If the handyman suddenly and for no reason says that the sledgehammer is a doorstop, or a screwdriver, or a prybar, he is acting beyond his powers: he is making a statement he does not have the authority to make. If he took the stand in a court of law testified that the sledgehammer was a prybar, he would be committing perjury. The purpose served by the sledgehammer is not up to him. It is not a matter of taste or opinion.

Now, in theory, if every human being on the planet, and retroactively back through time, suddenly had (and has always had) tentacles or crab claws instead of hands, the sledgehammer would no longer be a tool. It would be useless, something no human could hold or use. Maybe we could use one as a doorstop, but then this would be like the handyman picking up a rock and using the rock as a hammer. It would be a tool by use, but not by design.

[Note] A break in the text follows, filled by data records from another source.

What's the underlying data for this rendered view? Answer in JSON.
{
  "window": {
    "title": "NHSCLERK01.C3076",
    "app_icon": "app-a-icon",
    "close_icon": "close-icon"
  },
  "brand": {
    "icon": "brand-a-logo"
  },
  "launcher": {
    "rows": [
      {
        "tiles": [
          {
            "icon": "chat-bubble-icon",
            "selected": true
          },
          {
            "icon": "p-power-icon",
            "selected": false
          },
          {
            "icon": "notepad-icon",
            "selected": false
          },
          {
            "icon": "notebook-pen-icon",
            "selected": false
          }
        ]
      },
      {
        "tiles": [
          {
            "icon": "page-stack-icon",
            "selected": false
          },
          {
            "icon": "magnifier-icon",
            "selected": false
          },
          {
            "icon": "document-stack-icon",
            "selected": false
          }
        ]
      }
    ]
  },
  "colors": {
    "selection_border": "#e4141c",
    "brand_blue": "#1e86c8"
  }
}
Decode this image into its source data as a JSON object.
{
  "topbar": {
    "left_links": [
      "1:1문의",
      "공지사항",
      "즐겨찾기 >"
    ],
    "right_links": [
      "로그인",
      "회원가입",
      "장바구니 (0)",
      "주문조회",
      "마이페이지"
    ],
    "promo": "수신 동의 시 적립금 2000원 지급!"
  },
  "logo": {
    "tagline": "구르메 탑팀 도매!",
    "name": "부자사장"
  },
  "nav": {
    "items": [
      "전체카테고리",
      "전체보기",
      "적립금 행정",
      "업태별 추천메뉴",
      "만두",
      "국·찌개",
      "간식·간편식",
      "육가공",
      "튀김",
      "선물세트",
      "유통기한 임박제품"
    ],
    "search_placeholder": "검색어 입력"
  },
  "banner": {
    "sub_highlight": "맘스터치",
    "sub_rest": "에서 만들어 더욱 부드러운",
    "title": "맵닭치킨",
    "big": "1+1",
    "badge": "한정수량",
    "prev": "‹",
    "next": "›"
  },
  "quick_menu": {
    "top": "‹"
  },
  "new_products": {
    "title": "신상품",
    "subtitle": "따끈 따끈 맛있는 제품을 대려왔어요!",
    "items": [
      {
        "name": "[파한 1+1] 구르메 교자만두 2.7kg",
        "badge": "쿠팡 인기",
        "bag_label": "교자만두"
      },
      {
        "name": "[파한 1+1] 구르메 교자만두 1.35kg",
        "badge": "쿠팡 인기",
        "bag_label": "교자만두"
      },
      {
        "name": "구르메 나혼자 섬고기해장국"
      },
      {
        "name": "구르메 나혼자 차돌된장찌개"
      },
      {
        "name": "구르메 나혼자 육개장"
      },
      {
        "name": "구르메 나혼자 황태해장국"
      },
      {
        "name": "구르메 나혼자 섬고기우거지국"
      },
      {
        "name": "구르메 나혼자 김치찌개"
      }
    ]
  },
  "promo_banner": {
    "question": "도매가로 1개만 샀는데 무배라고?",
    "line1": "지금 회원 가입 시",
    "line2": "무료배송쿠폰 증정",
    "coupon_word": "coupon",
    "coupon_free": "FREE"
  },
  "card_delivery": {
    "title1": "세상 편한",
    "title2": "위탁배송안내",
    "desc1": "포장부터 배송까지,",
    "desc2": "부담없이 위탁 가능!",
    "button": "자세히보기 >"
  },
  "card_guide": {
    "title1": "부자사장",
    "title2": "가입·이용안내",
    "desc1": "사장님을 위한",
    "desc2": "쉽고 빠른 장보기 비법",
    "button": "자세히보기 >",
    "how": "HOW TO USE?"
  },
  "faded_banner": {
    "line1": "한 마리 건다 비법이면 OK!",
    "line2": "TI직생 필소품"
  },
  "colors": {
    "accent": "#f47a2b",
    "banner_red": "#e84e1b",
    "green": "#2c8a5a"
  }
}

As a third hypothetical, let us consider a letter, dated February 14th, written by the handyman to the manufacturing company praising the hammer. By pure coincidence, in another part of the uninhabited phlogiston universe, a square bit of matter remarkably like paper unintentionally and accidently comes into existence by a blind natural process, and is splattered during a phlogiston explosion by something remarkably like ink and just so happens to form what look like the exact same letters in the exact same shapes, including the man’s signature and the misspelling of the word ‘nuncupatory’. The two are so similar that the handyman’s letter and the random bits of matter that look like a letter could be swapped with no one telling the difference.

But there is no observer to observe the square bit of matter. It is not a letter, since there is no letter writer, and the ink marks on the surface are not words, since no languages, no signs, no calls, no symbols, can or could exist in a universe with no life. It has no more meaning than the billions and billions of other square bits of matter common in the phlogiston universe, splattered with countless trillions of possible combinations of ink-shapes, none of which mean anything because there is no one in that universe to whom anything has meaning.

I submit that there are only two choices here: either at least one thing ultimately has a final cause, or nothing does. If anything ultimately and irreducibly has a final cause, even one thing, then empiricism is insufficient to describe reality, and a distinction must be made between final and mechanical cause.

On the other hand, if nothing has a final cause, then not only are designed and manufactured tools indistinguishable from meaningless and accidental objects, but by the same logic, words are indistinguishable from noise, and the patterns of electrons in a sane human brain are indistinguishable from white noise, or the meaningless scurry of electrons from cloud to cloud during a lightningstorm. In which case no words, including those that argue that all final causes can ultimately be reduced to mechanical causes, have meaning.